When I got back down I discovered that Vicki was gone!  Where was she?  I looked all around. There was nowhere to hide up here!  Then I heard a “Yoo Hoo!” in the distance.  Vicki had climbed up the side of Parker Peak!  I shook my head sadly.  What a fool I had been.  I should have gone on to Kuna!  But it was too late now.  I got out some snack and munched it, waiting for Vicki to arrive.

It was an easy two mile hike to the Alger Lakes, downhill all the way.  We found a nice spot just above Lake 10610 and set up our tent.  We took a bit of a nap, then got up and explored the nearby area.  There was a minor waterfall on the creek, and the water was icy cold.  But that didn’t stop Vicki.  She had plans to do some laundry that day.  So we filtered some water for dinner, and also filtered a bit extra to heat up for the clothes.  This helped keep her hands from freezing solid.  Then we strung a line and hung everything out to dry.

Video of a small waterfall near our campsite above the Alger Lakes

The sun set early behind the Kuna Crest, and the air got cold.  We heated more water for dinner, and ate it sitting on a comfy boulder, looking out over the lake.  We talked about the hike, about how today had been the highest point on the entire hike.  Vicki was relieved, as she had struggled mightily with the lack of air up there on the pass.  The worst was over, she said.  I reminded her that tomorrow we planned to be bushwhacking across unknown territory, to a vague yet unknown destination.  She laughed.  As long as we weren’t heading for 12000 feet she’d be fine.

And then we went to bed.



For more Day 2 photos and videos see my Flickr Page.

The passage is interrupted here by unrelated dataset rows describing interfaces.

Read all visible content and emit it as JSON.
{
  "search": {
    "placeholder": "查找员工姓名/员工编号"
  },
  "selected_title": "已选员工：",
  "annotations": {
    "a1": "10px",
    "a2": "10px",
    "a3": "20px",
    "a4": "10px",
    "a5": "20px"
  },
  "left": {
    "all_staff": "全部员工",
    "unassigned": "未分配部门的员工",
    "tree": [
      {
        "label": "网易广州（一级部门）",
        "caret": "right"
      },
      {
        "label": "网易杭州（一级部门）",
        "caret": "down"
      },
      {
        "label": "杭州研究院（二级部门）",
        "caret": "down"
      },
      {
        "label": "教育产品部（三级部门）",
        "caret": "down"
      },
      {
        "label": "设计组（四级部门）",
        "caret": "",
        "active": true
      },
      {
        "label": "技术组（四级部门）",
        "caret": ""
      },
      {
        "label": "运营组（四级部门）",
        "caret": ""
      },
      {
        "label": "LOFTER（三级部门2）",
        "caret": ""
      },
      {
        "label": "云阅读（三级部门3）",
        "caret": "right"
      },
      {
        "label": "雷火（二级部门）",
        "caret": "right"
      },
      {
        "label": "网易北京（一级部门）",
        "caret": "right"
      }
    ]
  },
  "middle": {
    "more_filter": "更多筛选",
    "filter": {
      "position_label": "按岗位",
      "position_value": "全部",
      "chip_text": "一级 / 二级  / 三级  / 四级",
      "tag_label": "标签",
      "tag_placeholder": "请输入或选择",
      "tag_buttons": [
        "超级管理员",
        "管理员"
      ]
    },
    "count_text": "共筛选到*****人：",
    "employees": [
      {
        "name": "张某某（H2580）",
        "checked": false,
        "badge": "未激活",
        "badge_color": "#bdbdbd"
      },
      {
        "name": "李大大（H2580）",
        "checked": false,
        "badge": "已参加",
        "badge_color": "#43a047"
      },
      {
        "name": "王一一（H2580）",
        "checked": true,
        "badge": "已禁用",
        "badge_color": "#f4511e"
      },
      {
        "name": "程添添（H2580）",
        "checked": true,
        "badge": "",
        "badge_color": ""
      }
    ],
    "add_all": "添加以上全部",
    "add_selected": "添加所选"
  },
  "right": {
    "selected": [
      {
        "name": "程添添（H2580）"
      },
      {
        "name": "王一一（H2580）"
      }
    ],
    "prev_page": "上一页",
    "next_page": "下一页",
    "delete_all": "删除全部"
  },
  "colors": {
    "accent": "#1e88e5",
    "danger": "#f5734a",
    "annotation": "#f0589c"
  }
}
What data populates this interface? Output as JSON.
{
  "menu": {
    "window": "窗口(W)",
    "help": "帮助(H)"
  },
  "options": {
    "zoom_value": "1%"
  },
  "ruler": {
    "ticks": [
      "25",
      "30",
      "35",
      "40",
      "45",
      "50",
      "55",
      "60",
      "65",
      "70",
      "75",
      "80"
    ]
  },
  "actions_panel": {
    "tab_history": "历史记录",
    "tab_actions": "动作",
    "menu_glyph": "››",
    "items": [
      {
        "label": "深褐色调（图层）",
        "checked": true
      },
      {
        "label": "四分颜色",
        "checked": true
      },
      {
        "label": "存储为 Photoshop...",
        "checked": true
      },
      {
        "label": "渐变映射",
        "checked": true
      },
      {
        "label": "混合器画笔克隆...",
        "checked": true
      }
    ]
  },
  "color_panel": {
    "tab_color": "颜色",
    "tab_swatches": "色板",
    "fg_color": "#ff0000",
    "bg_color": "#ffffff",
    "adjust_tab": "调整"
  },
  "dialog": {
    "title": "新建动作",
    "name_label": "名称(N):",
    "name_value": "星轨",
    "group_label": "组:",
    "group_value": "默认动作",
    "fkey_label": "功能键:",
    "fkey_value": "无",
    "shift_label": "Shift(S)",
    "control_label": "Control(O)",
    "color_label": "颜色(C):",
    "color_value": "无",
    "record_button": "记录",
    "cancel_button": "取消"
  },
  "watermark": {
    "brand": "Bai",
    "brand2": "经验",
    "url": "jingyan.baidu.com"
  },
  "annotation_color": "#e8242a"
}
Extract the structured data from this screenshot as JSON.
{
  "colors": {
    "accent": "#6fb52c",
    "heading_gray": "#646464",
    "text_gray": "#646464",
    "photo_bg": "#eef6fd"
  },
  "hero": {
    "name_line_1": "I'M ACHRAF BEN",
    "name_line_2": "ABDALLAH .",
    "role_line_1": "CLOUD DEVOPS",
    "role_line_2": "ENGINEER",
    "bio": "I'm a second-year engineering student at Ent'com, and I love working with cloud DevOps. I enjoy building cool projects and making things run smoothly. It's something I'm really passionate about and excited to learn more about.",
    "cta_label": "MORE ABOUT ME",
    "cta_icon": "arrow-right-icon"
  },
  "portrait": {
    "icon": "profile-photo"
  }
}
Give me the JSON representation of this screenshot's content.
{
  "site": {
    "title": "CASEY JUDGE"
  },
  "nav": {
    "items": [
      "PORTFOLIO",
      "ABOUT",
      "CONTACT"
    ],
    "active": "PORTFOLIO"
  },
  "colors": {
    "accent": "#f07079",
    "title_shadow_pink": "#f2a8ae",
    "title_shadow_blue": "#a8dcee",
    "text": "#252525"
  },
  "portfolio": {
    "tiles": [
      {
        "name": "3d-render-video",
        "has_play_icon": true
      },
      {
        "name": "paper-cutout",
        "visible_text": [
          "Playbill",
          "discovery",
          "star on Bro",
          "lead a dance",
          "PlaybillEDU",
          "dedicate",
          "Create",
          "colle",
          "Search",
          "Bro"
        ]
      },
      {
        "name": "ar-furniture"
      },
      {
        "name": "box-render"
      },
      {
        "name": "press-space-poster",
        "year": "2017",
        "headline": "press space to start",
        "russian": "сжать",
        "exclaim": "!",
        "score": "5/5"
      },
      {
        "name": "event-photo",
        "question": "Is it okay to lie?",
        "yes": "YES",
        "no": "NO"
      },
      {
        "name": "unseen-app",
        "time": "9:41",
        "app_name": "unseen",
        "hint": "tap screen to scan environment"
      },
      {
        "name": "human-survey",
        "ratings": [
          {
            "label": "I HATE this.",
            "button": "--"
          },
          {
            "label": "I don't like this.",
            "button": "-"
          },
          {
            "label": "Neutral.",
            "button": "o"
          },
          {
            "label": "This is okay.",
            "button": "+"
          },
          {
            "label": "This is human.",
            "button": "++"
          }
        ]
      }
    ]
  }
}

For an interactive topographic map including our GPS tracks see my CalTopo Page.


Back to Day 1

Onward to Day 3